It feels very much like an afternoon session, just waking up from a nap. Or a late-night, groggy encore.... It feels just left of mournful
at times. Vocals weave in at one point, and distant clanks are occasionally audible. Peaceful and marvelous.
Cubs are an Irish-based outfit featuring members of United Bible Studies, this 9 track mini album was mixed by labelmate
Loner Deluxe. The album features a collection of improvised rustic instrumentals and avant garde folk melodies. Traditional
Irish and English folk sounds are given a rather lovely campfire feel with the acoustic instruments complemented with found
sounds and weird sound effects: slowly plucked guitars are met with flute, mandolin and possibly even piano. Try to imagine
a much more concise No Neck Blues Band, Tower Recordings or even Six Organs of Admittance. The album comes pressed on limited
edition 3 inch cdr and comes in a really lovely hand made card sleeve.
Cubs is another project by that elusive collective over in Ireland, consisting of United Bible Studies members.

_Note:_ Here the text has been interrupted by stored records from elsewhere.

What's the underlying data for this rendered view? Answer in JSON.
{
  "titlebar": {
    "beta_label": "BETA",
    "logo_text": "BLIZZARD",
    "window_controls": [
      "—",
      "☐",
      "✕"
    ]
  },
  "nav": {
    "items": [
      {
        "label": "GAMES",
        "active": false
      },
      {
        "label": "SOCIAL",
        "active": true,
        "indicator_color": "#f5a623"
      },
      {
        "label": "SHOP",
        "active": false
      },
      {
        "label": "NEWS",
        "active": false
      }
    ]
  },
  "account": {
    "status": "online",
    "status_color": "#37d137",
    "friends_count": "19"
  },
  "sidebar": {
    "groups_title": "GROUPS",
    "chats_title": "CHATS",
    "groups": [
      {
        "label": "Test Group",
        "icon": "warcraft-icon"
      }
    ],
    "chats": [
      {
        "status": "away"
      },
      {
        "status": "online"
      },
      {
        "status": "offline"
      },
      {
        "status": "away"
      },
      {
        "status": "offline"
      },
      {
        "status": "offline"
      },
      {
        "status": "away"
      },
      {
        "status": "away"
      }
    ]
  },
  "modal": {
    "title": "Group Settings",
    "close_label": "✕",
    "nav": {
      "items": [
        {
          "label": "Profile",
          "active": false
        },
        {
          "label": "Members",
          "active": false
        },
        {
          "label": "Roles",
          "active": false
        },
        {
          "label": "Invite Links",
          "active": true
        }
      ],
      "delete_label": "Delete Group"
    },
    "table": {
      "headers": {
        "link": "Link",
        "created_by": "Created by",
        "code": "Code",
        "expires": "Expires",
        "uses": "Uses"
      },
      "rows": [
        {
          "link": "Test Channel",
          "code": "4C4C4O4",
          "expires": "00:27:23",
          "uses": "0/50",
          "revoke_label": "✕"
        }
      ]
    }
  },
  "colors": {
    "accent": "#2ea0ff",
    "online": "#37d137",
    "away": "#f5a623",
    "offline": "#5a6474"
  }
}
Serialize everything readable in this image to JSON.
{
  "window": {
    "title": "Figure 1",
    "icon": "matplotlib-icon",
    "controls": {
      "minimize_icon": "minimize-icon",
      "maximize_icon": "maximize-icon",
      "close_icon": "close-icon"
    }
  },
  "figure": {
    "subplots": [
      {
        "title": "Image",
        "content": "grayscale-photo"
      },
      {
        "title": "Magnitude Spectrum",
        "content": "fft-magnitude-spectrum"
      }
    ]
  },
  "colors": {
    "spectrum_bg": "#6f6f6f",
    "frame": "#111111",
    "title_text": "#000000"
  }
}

This little Stonewater
EP contains nine short tracks of drifting instrumental freefolk, a pleasant mixture of calm outdoors moods with a touch of weird
improvisation. "Cool Filter" is a very nice guitar-based track, which reminds me of instrumental Agitated Radio Pilot material, which isn't surprising as Dave's wordless vocals pop up here as well. "Opening Doors" was recorded live, and this is another beautiful calm track, based mainly on guitar and flute. "Bijou Banjolin" is a nice short piece of banjo, as the title suggests. "Mountain Folk Wandering" has some spaced out electric guitar backing with accordion, and Aaron's high vocals drifting over. A slightly darker atmosphere here. The EP ends with another soft track again, the lovely "Lanterning". It seems these Irishmen don't run out of ideas quickly when they get together to jam, as this is yet another little release of fine improvisations and folk explorations. Cubs is a project that takes things just a bit further away from the urban and daily than the other projects, evoking a more solitary feeling of being outdoors. Another treat for freefolk lovers!
Cubs is a new project from members of United Bible Studies, one of the main acts in the Deserted Village Collective with their
debut release 'Stonewater ep'. The music is more stark and simple than the experimental music of UBS. Here are drifting guitar
melodies, wordless vocals and a sense of subtle improvisation. This is a music that feels alone, desolate even, the music of empty
fields, shadows on hills and playing around late night campfires. I found some of the music immeasurably forelorn, 'Opening Doors'
being a plaintive whistle and guitar duet with spectral electronics in the distance. Guitars and melodeons, communal singing and broken
electronics, here is another musical vision from Ireland. Your own private glade to discover and return to when all becomes too complex.
Then the one minute of soft plucked banjo and guitar comprising 'Bijou Banjolin' will make you smile. This reminds of the sole Team
Discovery Channel release the collective did that evoked a similar feeling. At the end the lonesome guitars of 'Lanterning' take us home
and evoke the collective's 'Agitated Radio Pilot'.
Semi-improvised pastoral late-night bliss from Galway, featuring some members of United Bible Studies/Agitated Radio Pilot
(the latter being closest in sound to this project). A laid-back drift through some beautiful melodies played on guitar, accordian,
tin whistle and mandolin with some spacey wordless vocals. Just lovely.